I'll also just say, if this episode inspires you to make your own bucket list, I want to offer some additional inspiration from my friend Ciarán, who made what is my all time favorite bucket list. I just messaged him about it because I've never forgotten his particular bucket list, which he says he thinks he made in college. Some of them are like, get married, you know. He wanted to make sure that he got married before he died or run a marathon. But it also has some very fun things and more unexpected things. One of them is to say, "Quick, follow that car!" and mean it. And he has a rule for himself that he can never remove anything from this list, even if he knows there are things on there that he will never do and that he doesn't want to do anymore. He has to keep it on the list. So it's almost turned into kind of like like a diary for him, documenting the things that he had, at one point in time, wanted to do, that he can look back on and see how he has changed as a person over the years. So I really love that. I think, you know, by all means, make a bucket list. You don't have to stick to it. Maybe just use it as a way to kind of see how you're changing as a person.

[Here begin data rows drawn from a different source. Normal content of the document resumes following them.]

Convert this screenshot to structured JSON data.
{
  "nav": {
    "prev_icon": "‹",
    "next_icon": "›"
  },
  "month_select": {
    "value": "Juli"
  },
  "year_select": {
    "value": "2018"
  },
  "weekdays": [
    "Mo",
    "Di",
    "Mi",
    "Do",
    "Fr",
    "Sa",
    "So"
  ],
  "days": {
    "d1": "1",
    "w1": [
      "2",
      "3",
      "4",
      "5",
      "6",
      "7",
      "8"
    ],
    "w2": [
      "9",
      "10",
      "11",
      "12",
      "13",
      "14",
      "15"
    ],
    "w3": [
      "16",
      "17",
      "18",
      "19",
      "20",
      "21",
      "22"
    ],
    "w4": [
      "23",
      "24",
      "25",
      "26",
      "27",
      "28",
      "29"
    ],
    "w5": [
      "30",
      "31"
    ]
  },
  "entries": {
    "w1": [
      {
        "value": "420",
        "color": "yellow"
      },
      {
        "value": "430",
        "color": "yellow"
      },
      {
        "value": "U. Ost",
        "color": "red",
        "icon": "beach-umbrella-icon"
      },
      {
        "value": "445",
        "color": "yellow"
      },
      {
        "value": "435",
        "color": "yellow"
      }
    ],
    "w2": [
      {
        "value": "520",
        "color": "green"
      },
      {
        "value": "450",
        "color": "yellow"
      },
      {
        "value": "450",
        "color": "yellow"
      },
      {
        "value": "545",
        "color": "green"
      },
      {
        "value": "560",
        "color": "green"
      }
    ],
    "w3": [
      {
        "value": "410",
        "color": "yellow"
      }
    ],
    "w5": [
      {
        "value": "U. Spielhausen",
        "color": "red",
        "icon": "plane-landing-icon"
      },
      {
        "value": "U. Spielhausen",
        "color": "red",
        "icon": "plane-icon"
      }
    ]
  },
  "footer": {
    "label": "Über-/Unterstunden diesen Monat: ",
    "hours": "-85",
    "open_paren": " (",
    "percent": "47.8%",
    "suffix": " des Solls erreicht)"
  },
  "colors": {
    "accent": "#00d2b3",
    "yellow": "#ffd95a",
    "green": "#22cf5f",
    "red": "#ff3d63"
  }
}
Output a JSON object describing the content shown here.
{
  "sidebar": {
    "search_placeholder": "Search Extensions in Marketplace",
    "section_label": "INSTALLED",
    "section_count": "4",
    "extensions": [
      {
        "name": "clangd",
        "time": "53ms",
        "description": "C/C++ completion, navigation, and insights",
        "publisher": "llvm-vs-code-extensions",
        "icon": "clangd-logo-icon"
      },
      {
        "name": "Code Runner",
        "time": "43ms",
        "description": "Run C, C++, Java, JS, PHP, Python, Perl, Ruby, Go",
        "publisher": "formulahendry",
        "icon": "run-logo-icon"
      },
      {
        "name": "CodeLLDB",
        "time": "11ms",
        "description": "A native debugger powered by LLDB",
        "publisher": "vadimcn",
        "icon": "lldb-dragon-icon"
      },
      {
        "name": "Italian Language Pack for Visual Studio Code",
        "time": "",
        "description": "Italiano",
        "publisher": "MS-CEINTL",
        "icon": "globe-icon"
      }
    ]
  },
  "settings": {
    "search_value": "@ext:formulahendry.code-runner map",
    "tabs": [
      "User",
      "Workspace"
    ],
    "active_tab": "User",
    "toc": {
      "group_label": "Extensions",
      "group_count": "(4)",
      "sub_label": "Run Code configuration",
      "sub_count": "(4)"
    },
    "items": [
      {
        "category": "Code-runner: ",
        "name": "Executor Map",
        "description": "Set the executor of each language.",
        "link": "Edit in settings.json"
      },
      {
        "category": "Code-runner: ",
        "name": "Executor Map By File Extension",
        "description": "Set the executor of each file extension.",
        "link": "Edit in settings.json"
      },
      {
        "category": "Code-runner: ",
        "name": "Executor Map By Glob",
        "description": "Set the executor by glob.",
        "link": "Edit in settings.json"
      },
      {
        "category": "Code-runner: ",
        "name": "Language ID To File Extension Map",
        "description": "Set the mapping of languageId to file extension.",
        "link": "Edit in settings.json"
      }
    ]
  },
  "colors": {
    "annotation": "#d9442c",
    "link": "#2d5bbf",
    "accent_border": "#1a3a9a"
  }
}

Megan: Yeah. Like, what I kind of learned from this is that, you know, from the Bucket List story, there is a very specific point in time that we can trace back to this term being being popularized and being added to the dictionary from this movie. And that language is also just, you know, the orange story was a good reminder for me that language is intentional. And it's not just a random jumble of vowels and consonants, like, language is full of history, and language is also full of, like, stories of our past. You just forget that wow, back in the day, hundreds and hundreds of years ago, oranges were once only available in Asia. The Western world did not have access to them. And just in these past few hundred years that has changed. But yeah, these stories, both with bucket list and orange, it's just a nice reminder that, you know, there are there are reasons and, you know, good reasons why we say the things that we do, whether it's a Hollywood movie or ancient trade routes.
Amory: Do you have any bucket list items yourself? Other than make an episode about oranges, which you can cross right off.
Megan: Um, I would like to operate a sailboat. I don't think I have the skill to go very far on my own in a sailboat. But I would like to go and sail in a sailboat from like one island to another. That'd be really cool.
Amory: Hmm. I will say one from my friend Ciarán's bucket list, which I think ties back to the orange story, which is: "To eat for a day entirely from food I've farmed." Putting that on my bucket list. Grow an orange and eat it.
Amory: This episode was produced and hosted by Megan Cattel and me, Am-orange-y Sivertson. Mix and sound design by Emily Jankowski.
Want to tell us about something very specific or maybe a little surprising on your bucket list? Email us a voice memo, or a non-voice memo, to firstname.lastname@example.org, or hit us up on Reddit, or on Twitter.